You’ll need plenty of space inside your computer’s chassis so that air can circulate and ultimately be pushed out by the fan, which may have to be increased. Airflow is critical for heat management, as a heat sink or CPU fan won’t assist if all of the hot air within your case is contained.
- Try Water Cooling: Serious overclockers might also want to invest in a more costly water-cooling system. A water-based coolant absorbs the heat pushed through tubes within the case.
It’s then blasted out, and the heat is released into the air outside the case by the radiator. Air-cooling is less efficient compared to water-cooling.
- Raise the CPU clock rate and voltage in the BIOS: You’ll have to go into the BIOS of your pc and modify the CPU clock rate and voltage. Increase it a little, then restart your computer. Check for stability by running a demanding benchmark like Prime95 to mimic intensive use and monitoring your computer’s temperatures to ensure adequate cooling.
If it’s stable, consider increasing it and running another test to ensure the computer is still stable. Increase the amount you’re overclocking by a small amount at a time until it is unstable or the heat becomes unbearable, then reduce it to a safe level. Overclock gradually to maintain stability; don’t boost the speed of your CPU by a huge amount all at once.
Overclocking your CPU will cause the computer to run faster, but it also puts undue stress on the hardware; if you want to make sure that everything is running smoothly and at a stable speed, monitor your CPU. When you’re not sure if your CPU is overclocked, there are a few things to check.

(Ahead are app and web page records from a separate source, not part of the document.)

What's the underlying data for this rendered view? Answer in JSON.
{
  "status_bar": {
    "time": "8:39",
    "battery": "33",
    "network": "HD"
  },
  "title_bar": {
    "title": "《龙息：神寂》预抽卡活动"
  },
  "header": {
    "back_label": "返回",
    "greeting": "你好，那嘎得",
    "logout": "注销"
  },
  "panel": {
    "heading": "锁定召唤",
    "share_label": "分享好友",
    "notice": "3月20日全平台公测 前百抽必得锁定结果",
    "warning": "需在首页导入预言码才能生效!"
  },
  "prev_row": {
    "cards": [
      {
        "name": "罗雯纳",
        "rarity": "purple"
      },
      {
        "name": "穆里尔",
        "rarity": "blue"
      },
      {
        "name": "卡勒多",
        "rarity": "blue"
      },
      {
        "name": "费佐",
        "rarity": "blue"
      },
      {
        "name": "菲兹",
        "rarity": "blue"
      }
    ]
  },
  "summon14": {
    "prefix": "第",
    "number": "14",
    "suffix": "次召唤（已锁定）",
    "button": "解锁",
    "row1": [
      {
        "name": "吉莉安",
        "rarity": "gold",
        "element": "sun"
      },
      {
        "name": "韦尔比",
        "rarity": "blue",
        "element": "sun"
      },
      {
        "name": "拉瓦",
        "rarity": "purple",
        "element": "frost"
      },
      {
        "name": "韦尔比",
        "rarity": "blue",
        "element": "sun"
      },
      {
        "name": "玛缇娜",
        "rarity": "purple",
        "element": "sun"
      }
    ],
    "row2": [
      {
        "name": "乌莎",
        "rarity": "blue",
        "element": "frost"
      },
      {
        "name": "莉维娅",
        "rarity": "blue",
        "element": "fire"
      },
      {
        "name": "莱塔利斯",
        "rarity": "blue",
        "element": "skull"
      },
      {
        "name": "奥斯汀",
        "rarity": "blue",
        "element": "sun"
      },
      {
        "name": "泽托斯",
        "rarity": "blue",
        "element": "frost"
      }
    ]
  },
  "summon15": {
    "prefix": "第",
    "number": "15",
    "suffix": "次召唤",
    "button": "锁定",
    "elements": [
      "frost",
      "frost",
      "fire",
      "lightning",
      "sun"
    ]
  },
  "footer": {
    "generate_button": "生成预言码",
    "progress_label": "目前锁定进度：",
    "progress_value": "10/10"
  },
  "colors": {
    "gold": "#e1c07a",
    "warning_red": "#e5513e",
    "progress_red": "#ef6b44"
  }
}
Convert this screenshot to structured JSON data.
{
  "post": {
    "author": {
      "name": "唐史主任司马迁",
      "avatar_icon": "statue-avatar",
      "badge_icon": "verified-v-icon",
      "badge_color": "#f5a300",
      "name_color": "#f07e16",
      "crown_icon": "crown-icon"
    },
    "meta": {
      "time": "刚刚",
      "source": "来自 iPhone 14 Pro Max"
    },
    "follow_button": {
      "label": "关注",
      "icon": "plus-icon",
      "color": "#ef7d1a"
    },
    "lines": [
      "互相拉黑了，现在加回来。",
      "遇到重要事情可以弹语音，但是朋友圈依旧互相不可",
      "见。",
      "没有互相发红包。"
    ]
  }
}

Get started now that you know how to check if your CPU is overclocked. If it turns out that your CPU has been overclocked for a long time and you didn’t even know about it, we recommend uninstalling the program or app responsible before continuing with any other steps. Be careful when overclocking because there’s always a risk of damaging hardware, especially expensive CPUs.